• _Work required_: Return every line from the records below with the string "Svep".

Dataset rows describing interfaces
--*--

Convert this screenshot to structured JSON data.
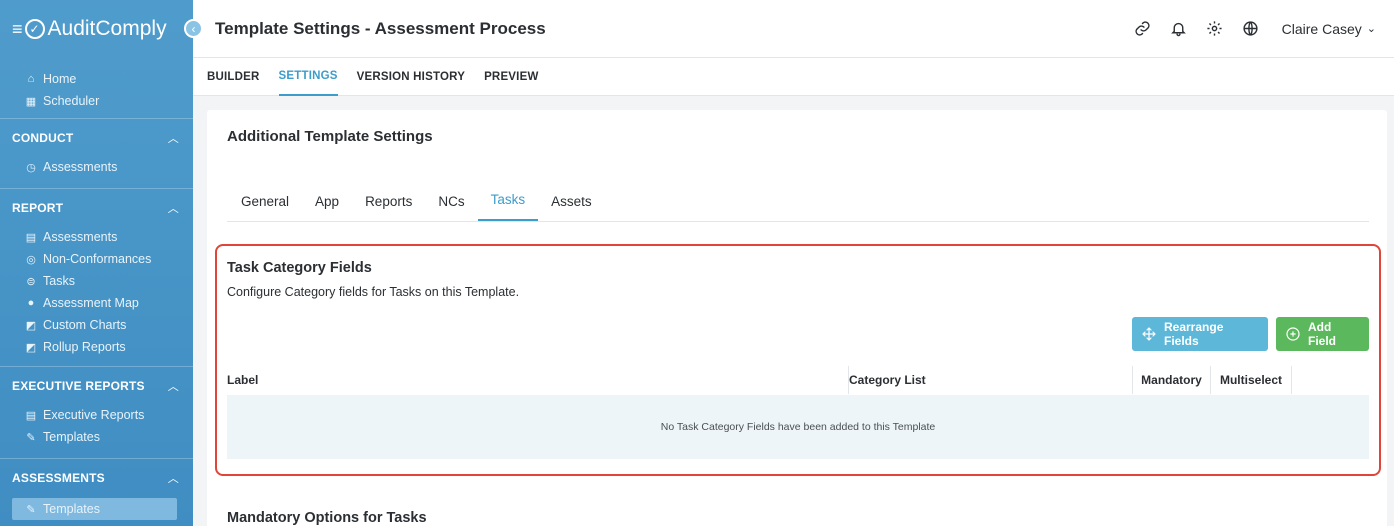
{
  "app": {
    "name": "AuditComply"
  },
  "sidebar": {
    "top_items": [
      {
        "label": "Home",
        "icon": "home-icon"
      },
      {
        "label": "Scheduler",
        "icon": "calendar-icon"
      }
    ],
    "sections": [
      {
        "title": "CONDUCT",
        "items": [
          {
            "label": "Assessments",
            "icon": "clock-icon"
          }
        ]
      },
      {
        "title": "REPORT",
        "items": [
          {
            "label": "Assessments",
            "icon": "report-icon"
          },
          {
            "label": "Non-Conformances",
            "icon": "search-icon"
          },
          {
            "label": "Tasks",
            "icon": "list-icon"
          },
          {
            "label": "Assessment Map",
            "icon": "map-pin-icon"
          },
          {
            "label": "Custom Charts",
            "icon": "chart-icon"
          },
          {
            "label": "Rollup Reports",
            "icon": "chart-icon"
          }
        ]
      },
      {
        "title": "EXECUTIVE REPORTS",
        "items": [
          {
            "label": "Executive Reports",
            "icon": "report-icon"
          },
          {
            "label": "Templates",
            "icon": "edit-icon"
          }
        ]
      },
      {
        "title": "ASSESSMENTS",
        "items": [
          {
            "label": "Templates",
            "icon": "edit-icon"
          }
        ]
      }
    ]
  },
  "header": {
    "title": "Template Settings - Assessment Process",
    "user": "Claire Casey"
  },
  "subtabs": [
    "BUILDER",
    "SETTINGS",
    "VERSION HISTORY",
    "PREVIEW"
  ],
  "card": {
    "title": "Additional Template Settings",
    "tabs": [
      "General",
      "App",
      "Reports",
      "NCs",
      "Tasks",
      "Assets"
    ],
    "section": {
      "title": "Task Category Fields",
      "subtitle": "Configure Category fields for Tasks on this Template.",
      "rearrange_label": "Rearrange Fields",
      "add_label": "Add Field",
      "columns": [
        "Label",
        "Category List",
        "Mandatory",
        "Multiselect"
      ],
      "empty_message": "No Task Category Fields have been added to this Template"
    },
    "next_section_title": "Mandatory Options for Tasks"
  },
  "colors": {
    "accent": "#3c9ccb",
    "sidebar": "#4a97c9",
    "add_button": "#5cb85c",
    "rearrange_button": "#5cb7d9",
    "highlight": "#e0453a"
  }
}
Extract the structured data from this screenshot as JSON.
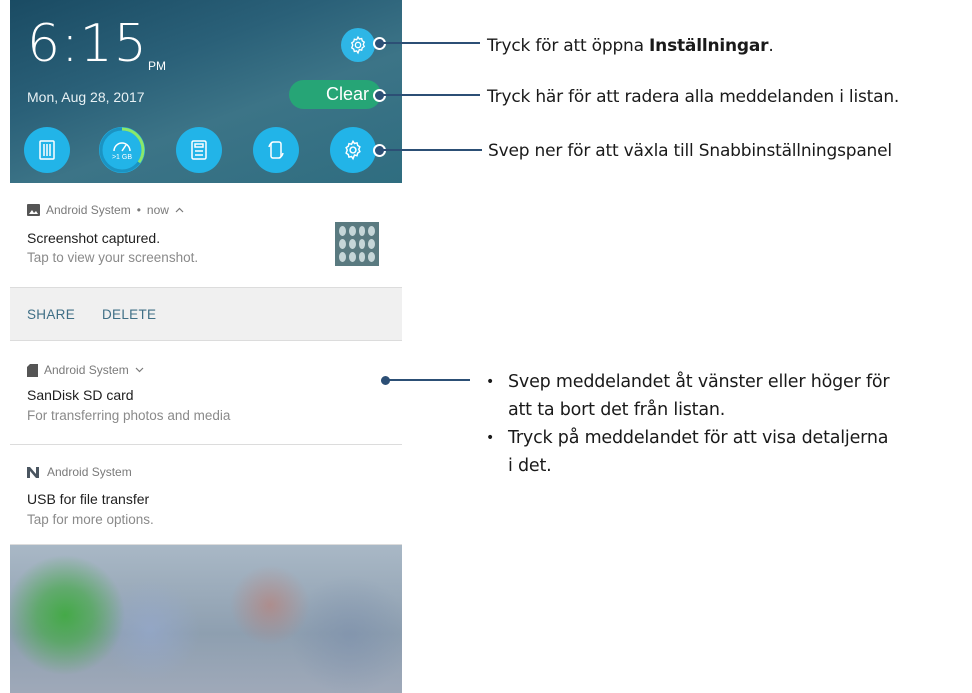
{
  "status": {
    "time": "6:15",
    "ampm": "PM",
    "date": "Mon, Aug 28, 2017"
  },
  "header": {
    "clear_label": "Clear"
  },
  "quick_settings": {
    "buttons": [
      {
        "icon": "asus-logo-icon"
      },
      {
        "icon": "booster-icon",
        "label": ">1 GB",
        "ring_fraction": 0.35
      },
      {
        "icon": "calculator-icon"
      },
      {
        "icon": "rotate-icon"
      },
      {
        "icon": "settings-icon"
      }
    ]
  },
  "notifications": [
    {
      "app": "Android System",
      "time": "now",
      "title": "Screenshot captured.",
      "text": "Tap to view your screenshot.",
      "actions": [
        "SHARE",
        "DELETE"
      ]
    },
    {
      "app": "Android System",
      "title": "SanDisk SD card",
      "text": "For transferring photos and media"
    },
    {
      "app": "Android System",
      "title": "USB for file transfer",
      "text": "Tap for more options."
    }
  ],
  "callouts": {
    "settings_prefix": "Tryck för att öppna ",
    "settings_bold": "Inställningar",
    "settings_suffix": ".",
    "clear": "Tryck här för att radera alla meddelanden i listan.",
    "quick": "Svep ner för att växla till Snabbinställningspanel",
    "bullet1_line1": "Svep meddelandet åt vänster eller höger för",
    "bullet1_line2": "att ta bort det från listan.",
    "bullet2_line1": "Tryck på meddelandet för att visa detaljerna",
    "bullet2_line2": "i det."
  },
  "colors": {
    "accent": "#22b4e8",
    "clear_button": "#26a576",
    "callout_line": "#2c4f75",
    "action_text": "#3f6f86"
  }
}
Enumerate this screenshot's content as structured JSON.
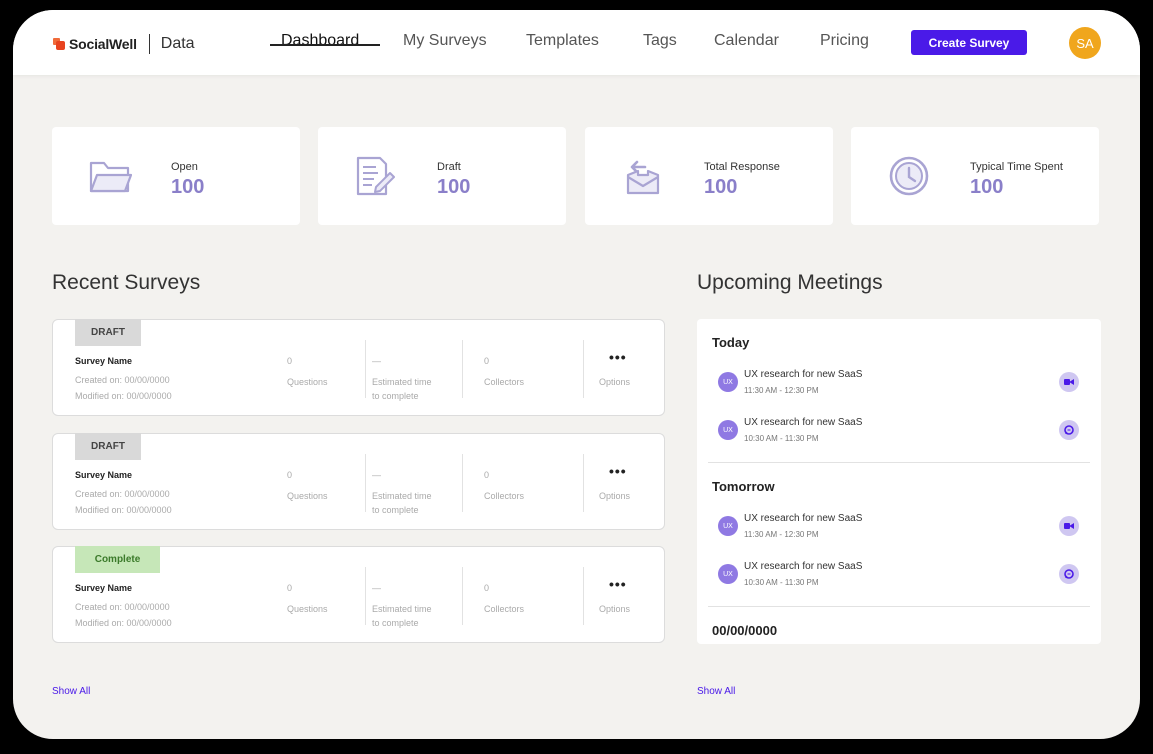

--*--

• _Response_:
    "quick": "Svep ner för att växla till Snabbinställningspanel",
    "bullet1_line1": "Svep meddelandet åt vänster eller höger för",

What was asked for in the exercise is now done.